Every year on March 8th people around the world celebrate International Women’s Day. That’s why we took the occasion to celebrate our female leaders internally. We asked Julie Hansen, CEO US and CRO at Babbel, to share her experiences, role models and advice for future female leaders with us. Enjoy the interview and happy International Women’s Day!
My first two bosses were awesome female leaders, Leigh Butler Brown and Sally Kowalchick. I learned so much from them. Leigh taught me hard skills like negotiation skills, process and discipline. Sally taught me what relentless devotion to quality looks like.Those are lessons you take with you through your entire career. I didn't understand it then, but back in the late 80s, I was very lucky to have two great female bosses so early in my career.
Hi Julie, thank you so much for joining us today. Many aspire to be in a leading position at a young age. For others, it doesn’t even cross their minds, as they have no comparable role models to look up to. What about you and who were your female role models?
In terms of role models that I look to without knowing personally, I have huge respect for what Sheryl Sandberg did for Facebook. It’s a juggernaut because of her leadership. But frankly, I think she probably had a bigger impact on strategy than we even know. And I realize Facebook is not without its controversy, but you can't argue that it's had an incredible ride and probably still has a lot of growth ahead of it. A lot of that I credit to Sheryl. So that's one. If you want one closer to home, I think Angela Merkel is pretty amazing.
Many women experience exclusion at the workplace because of their gender. Which advice would you give career-driven women in order to overcome discrimination?First, I think you have to classify the situation. Is this a minor issue that you can work through? For example, in business school we all received fleece sweatshirts in Mens sizes. My sweatshirt was not very flattering on me. I consider this a “so what” situation. My view is don’t sweat the small stuff — demonstrate success so that more women follow and soon there will be sweatshirts in more sizes. And, you know, even I would argue micro-aggressions, you treat the same way. You should definitely address them, and I understand they do accumulate, but you just work through them.
Then there's the notion that there are serious issues. Are you being paid less than your male counterparts? Are given worse assignments than male peers? Are you being harassed or insulted? All of those require action immediately. If so, this requires action — confront, report to HR. Worst case, go find another company where women are appreciated.
So that's my suggestion. Don't sweat the small stuff. You know, address it, confront it, of course, but play through. The big stuff, don't hesitate. You've got to deal with that. And quickly.
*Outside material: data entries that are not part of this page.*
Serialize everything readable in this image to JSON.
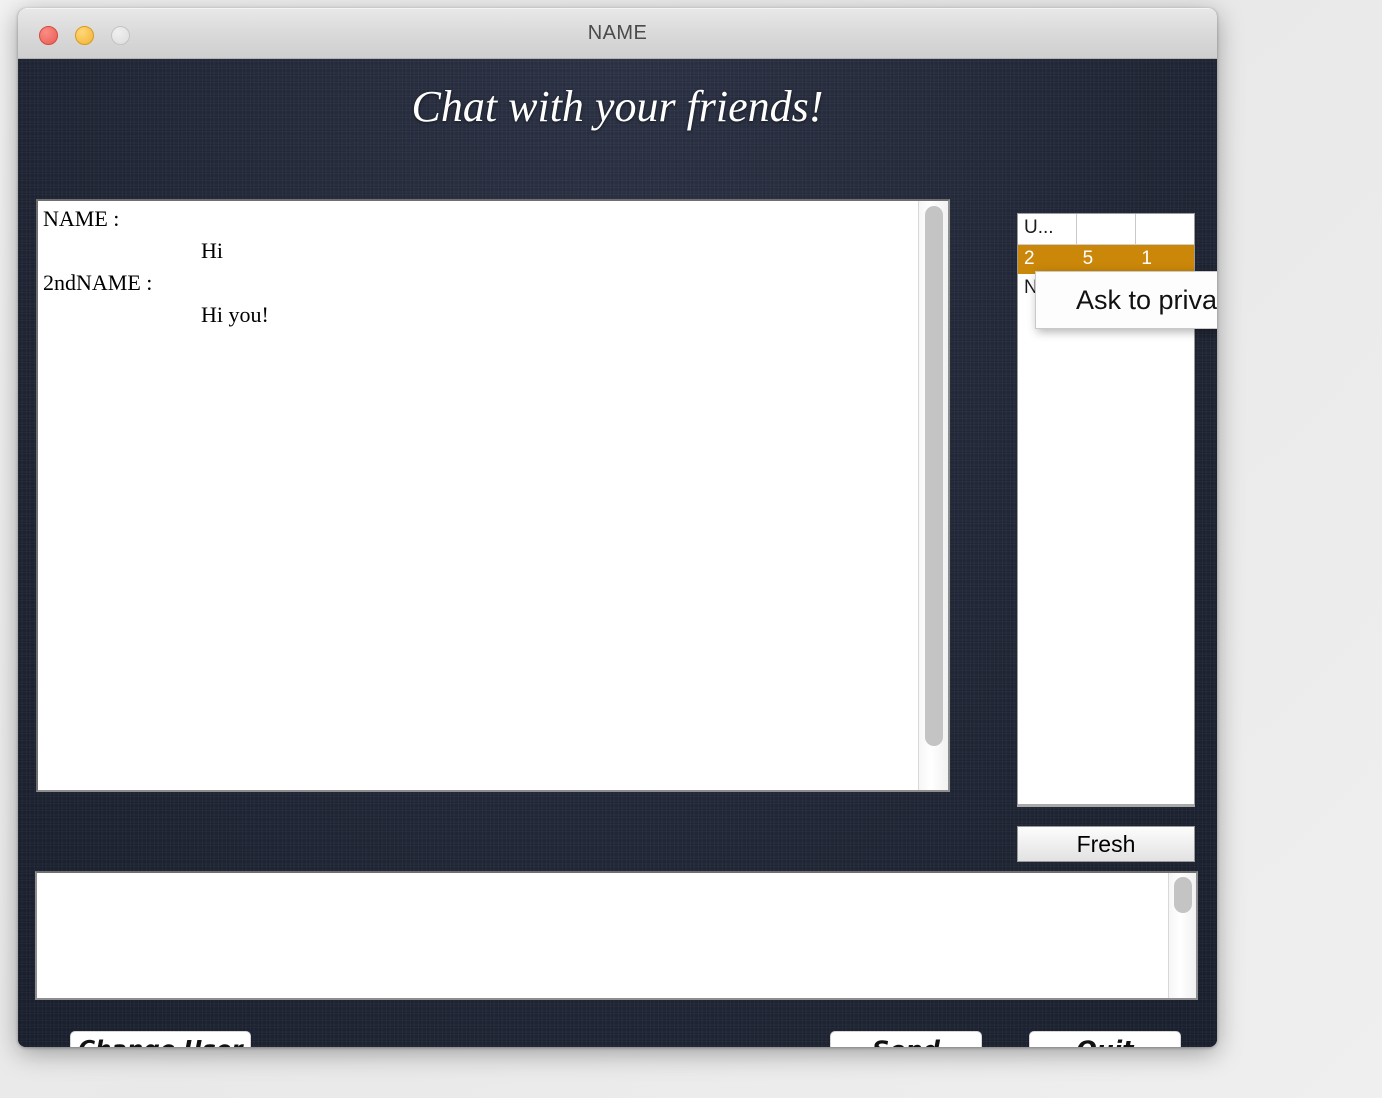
{
  "window": {
    "title": "NAME",
    "controls": {
      "close": "close-button",
      "minimize": "minimize-button",
      "zoom": "zoom-button"
    }
  },
  "banner": {
    "heading": "Chat with your friends!"
  },
  "chat": {
    "messages": [
      {
        "sender": "NAME :",
        "body": "Hi"
      },
      {
        "sender": "2ndNAME :",
        "body": "Hi you!"
      }
    ]
  },
  "users": {
    "header": [
      "U...",
      "",
      ""
    ],
    "rows": [
      {
        "cells": [
          "2",
          "5",
          "1"
        ],
        "selected": true
      },
      {
        "cells": [
          "N...",
          "",
          ""
        ],
        "selected": false
      }
    ],
    "selected_color": "#ca8709",
    "refresh_label": "Fresh"
  },
  "input": {
    "value": "",
    "placeholder": ""
  },
  "buttons": {
    "change_user": "Change User",
    "send": "Send",
    "quit": "Quit"
  },
  "context_menu": {
    "items": [
      "Ask to private chat"
    ]
  },
  "colors": {
    "app_background": "#242a3c",
    "accent_orange": "#ca8709",
    "titlebar": "#d9d9d9",
    "panel_white": "#ffffff"
  }
}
It’s been quite a year for you: Your teams, such as the B2B team, are among the best performing ones in the company. Babbel had one of the most successful years in the company’s history, and recently it was announced that you’re not only CEO US but also the new CRO at Babbel. What can we expect next?We have so much revenue growth ahead of us! And I'm really excited and humbled by this new role and want to do everything in my powers to accelerate revenue growth for Babbel. It's amazing to tell people: we're actually still a young company, we're only 14 years old. People are shocked to hear that the brand has taken on so much significance in that short amount of time. But there's a lot of growth ahead of us and new products that we're launching. I mean, our Babbel Live launch is really exciting to me, a huge opportunity.
In a way Covid accelerated digital opportunities, because now it all seems perfectly normal for us to interact over a Zoom window. A year ago, you would probably not have taken your language classes that way. And I believe and I've found in my career that basically, if you bring in the revenue, opportunities will arise. So that's what I'm focused on, bringing the revenue.
Babbel is, of course, all about language learning. Which languages do you speak and do you think of languages as important leadership skills?I speak really good English! Seriously, I was an English major and love the nuances of this messy, robust language. Beyond that, I speak rusty French and understand some German if you speak very slowly.
I think being able to communicate well is a critical leadership skill. Communication is one of the key things that we need our leaders to do. And I'm always reminded, as a leader, the point at which you're communicating effectively, is the point at which you're sick of saying it. Then your message is starting to get through. So you really have to push yourself to be consistent and make your messaging crystal clear.
Thank you very much for these insights and happy International Women's Day!